“We’re trying to really build Terry Wayne Park back up to the caliber it used to be 10, 15, 20 years ago,” the coach stated.
MOUs: The Wave of the Future?
With shrinking budgets and bureaucratic challenges, it seems increasingly user groups are being courted as potential parks facilities managers, which is fine by Albrecht.
“Our group has taken care of that building for a long time,” said Albrecht, who is eager for a resolution. “If we develop an MOU or MOA with the city, I have no problem taking over all of their responsibilities and they will never have to look back again.”
Tibbs said he has been speaking with the city to form a Memorandum of Usage (MOU) through his non-profit, where they do small-scale maintenance. “We’ll be doing the light work,” Tibbs said of the arrangement after his group is properly insured, which he is in the process of completing.
“Hopefully if we build the field up it will help build the neighborhood up, which is what we need,” said Tibbs.
Neither Cooper nor Public Works’ Director Derrik Owens were available for comment for this story, out sick and on leave, respectively. While both are relatively new to their positions, it is a hope that they will work toward a more responsive and clear system for addressing citizen-reported maintenance issues in city parks.
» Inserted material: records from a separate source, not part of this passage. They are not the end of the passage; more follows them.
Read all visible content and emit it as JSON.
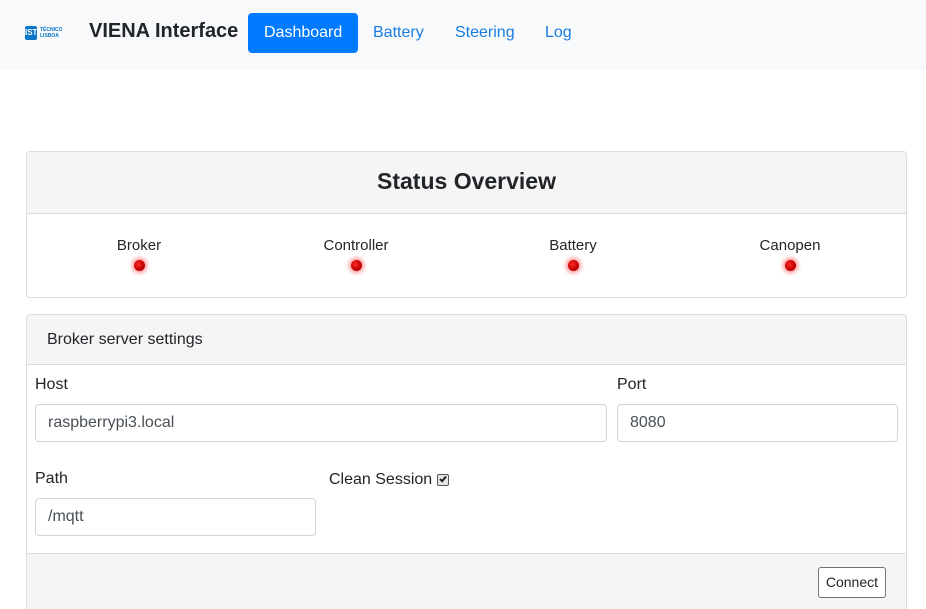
{
  "navbar": {
    "logo_mark": "IST",
    "logo_text_line1": "TÉCNICO",
    "logo_text_line2": "LISBOA",
    "title": "VIENA Interface",
    "links": [
      {
        "label": "Dashboard",
        "active": true
      },
      {
        "label": "Battery",
        "active": false
      },
      {
        "label": "Steering",
        "active": false
      },
      {
        "label": "Log",
        "active": false
      }
    ]
  },
  "status": {
    "title": "Status Overview",
    "items": [
      {
        "label": "Broker",
        "state": "disconnected",
        "color": "#d00000"
      },
      {
        "label": "Controller",
        "state": "disconnected",
        "color": "#d00000"
      },
      {
        "label": "Battery",
        "state": "disconnected",
        "color": "#d00000"
      },
      {
        "label": "Canopen",
        "state": "disconnected",
        "color": "#d00000"
      }
    ]
  },
  "broker": {
    "title": "Broker server settings",
    "host_label": "Host",
    "host_value": "raspberrypi3.local",
    "port_label": "Port",
    "port_value": "8080",
    "path_label": "Path",
    "path_value": "/mqtt",
    "clean_session_label": "Clean Session",
    "clean_session_checked": true,
    "connect_label": "Connect"
  },
  "colors": {
    "primary": "#007bff",
    "link": "#1a7de0",
    "navbar_bg": "#f8f9fa",
    "card_header_bg": "#f5f5f5",
    "status_off": "#d00000"
  }
}
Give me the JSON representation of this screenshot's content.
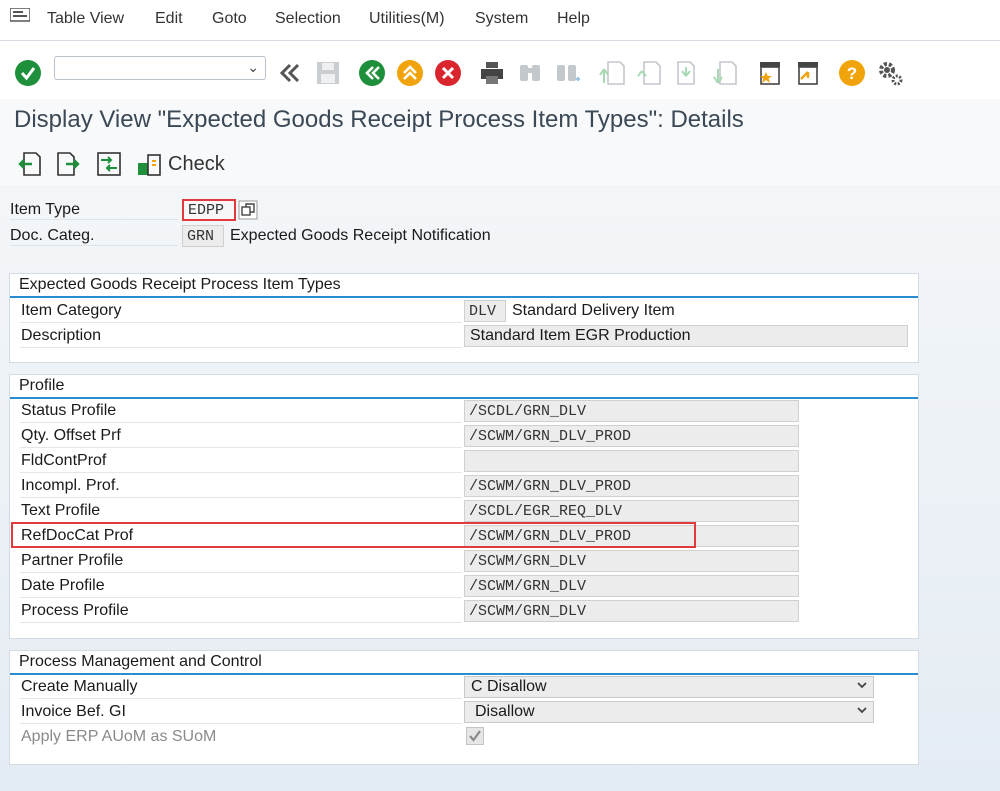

Until then, Albrecht said, “I will continue to be a squeaky wheel.”